I would buy an S&P 500, S&P 100 or Dow Jones contract to lessen the volatility, but I would not buy the QQQ contracts. These contracts, with less than a 50% delta, move too slowly for me. My personal choice is the S&P 500; I trade these contracts more often than the others. In the scenario above, I would have purchased two 1025 calls, at a price of $11.00, or $1,100 per contract, with a 5% stop loss limit. My total exposure to the market would be $2,400, instead of $22,400 in the Green Alert scenario above. If the 5% stop loss limit was triggered, I would lose just $110.
The extreme difference between the risks taken on a Green Alert day and Yellow Alert day stem from the respect you must have for the market’s tendency to do the opposite of what you expect at any given moment. Too many investors have learned the hard way that stock prices can turn against them at any time, particularly when the market is filled with uncertainty.

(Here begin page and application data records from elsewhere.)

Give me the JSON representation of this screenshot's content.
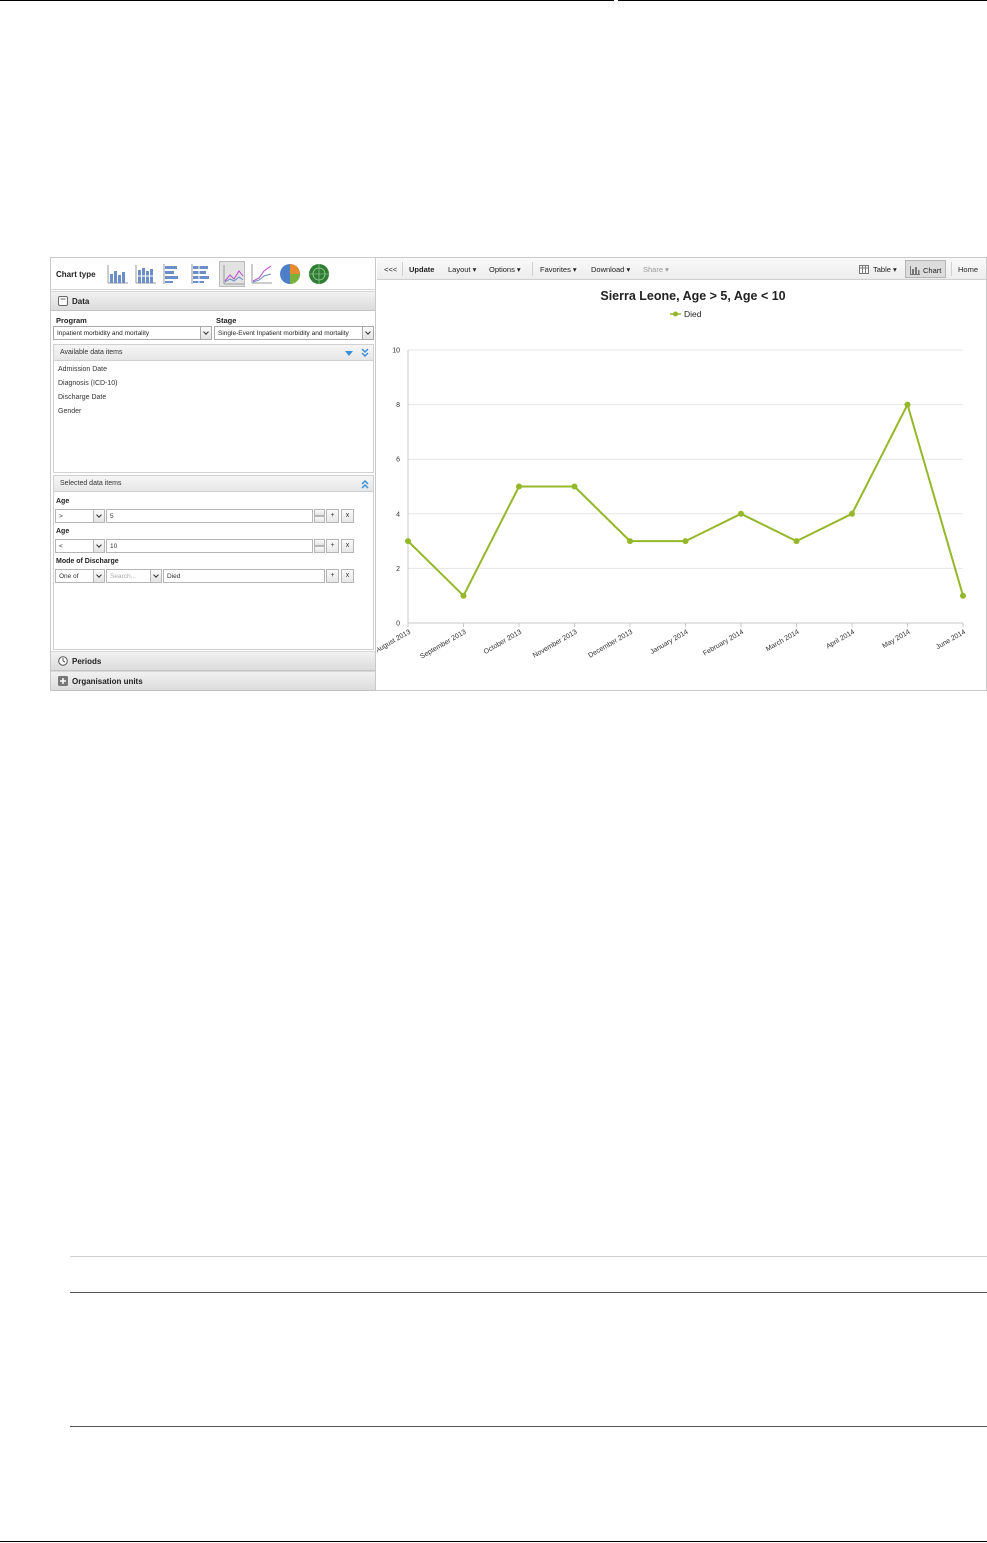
{
  "left_panel": {
    "chart_type_label": "Chart type",
    "chart_type_icons": [
      "column-chart-icon",
      "stacked-column-chart-icon",
      "bar-chart-icon",
      "stacked-bar-chart-icon",
      "line-chart-icon",
      "area-chart-icon",
      "pie-chart-icon",
      "radar-chart-icon"
    ],
    "active_chart_type": "line-chart-icon",
    "data_section": {
      "title": "Data",
      "program_label": "Program",
      "program_value": "Inpatient morbidity and mortality",
      "stage_label": "Stage",
      "stage_value": "Single-Event Inpatient morbidity and mortality",
      "available_title": "Available data items",
      "available_items": [
        "Admission Date",
        "Diagnosis (ICD-10)",
        "Discharge Date",
        "Gender"
      ],
      "selected_title": "Selected data items",
      "selected_items": [
        {
          "label": "Age",
          "operator": ">",
          "value": "5",
          "add": "+",
          "remove": "x"
        },
        {
          "label": "Age",
          "operator": "<",
          "value": "10",
          "add": "+",
          "remove": "x"
        }
      ],
      "mode": {
        "label": "Mode of Discharge",
        "operator": "One of",
        "search_placeholder": "Search...",
        "value": "Died",
        "add": "+",
        "remove": "x"
      }
    },
    "periods_title": "Periods",
    "org_units_title": "Organisation units"
  },
  "toolbar": {
    "collapse": "<<<",
    "update": "Update",
    "layout": "Layout ▾",
    "options": "Options ▾",
    "favorites": "Favorites ▾",
    "download": "Download ▾",
    "share": "Share ▾",
    "table": "Table ▾",
    "chart": "Chart",
    "home": "Home"
  },
  "colors": {
    "series": "#94b82a",
    "grid": "#e6e6e6"
  },
  "chart_data": {
    "type": "line",
    "title": "Sierra Leone, Age > 5, Age < 10",
    "categories": [
      "August 2013",
      "September 2013",
      "October 2013",
      "November 2013",
      "December 2013",
      "January 2014",
      "February 2014",
      "March 2014",
      "April 2014",
      "May 2014",
      "June 2014"
    ],
    "series": [
      {
        "name": "Died",
        "values": [
          3,
          1,
          5,
          5,
          3,
          3,
          4,
          3,
          4,
          8,
          1
        ]
      }
    ],
    "ylim": [
      0,
      10
    ],
    "yticks": [
      0,
      2,
      4,
      6,
      8,
      10
    ],
    "grid": true,
    "legend": "top-center"
  }
}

As options get close to expiration on the third Friday of every month, their prices drop dramatically. When a Green or Yellow Alert Day occurs while options prices are low, event traders have a rare opportunity to greatly maximize profits by purchasing a large number of cheap contracts.
The serendipitous occurrence does not happen often. But if you find yourself facing such a situation, follow the guidelines below.
Imagine that it is the Monday before expiration and a downside Green Alert day is possible. The market has been running up for weeks, there has been little uncertainty, and earnings results have been good. Then a double dose of bad news hits the market. A large company reports terrible earnings and there are rumors that the US is getting ready to invade Iraq. Suddenly, uncertainty is running rampant.
You check the prices of puts on the S&P 500 that are due to expire on Friday. The index is trading at 1025. The 1025 put just a week ago was priced at $15.00, or $1,500 per contract. Now it’s $1.50, or $150 per contract. With $25,000 in capital, you can buy more than 160 contracts. Because it’s so close to expiration, the value of your at-the-money contracts will not gain at a full 50% delta, but they will go up nonetheless. If you get just a $1 rise in the contract price, from $1.50 to $2.50, you will make $16,000.
Take a deep breath and remember the following: This is indeed a good opportunity to make a large gain. But it is also risky. There is no guarantee that the market will slump dramatically. It may, and it may not. Traders may sit on the sidelines, waiting for confirmation of the rumored invasion. Or they may panic and sell with abandon. You have to make a quick decision based on your reading of the enormity of the news.
In the case above, I would take the plunge. I would buy the contracts and watch the S&P 500 carefully. The earnings news by itself is likely to drive the market down from its lofty heights. But I would set a limit on the price of the contracts I had purchased. If I got a %0.50 rise in the contract price, or a profit of $8,000, I would immediately sell. I think of the situation above as a gift that is offered for a few minutes on a one-time-only basis. It’s best to take the gift and move on, rather than holding out for a huge windfall and risk losing a great amount of your capital.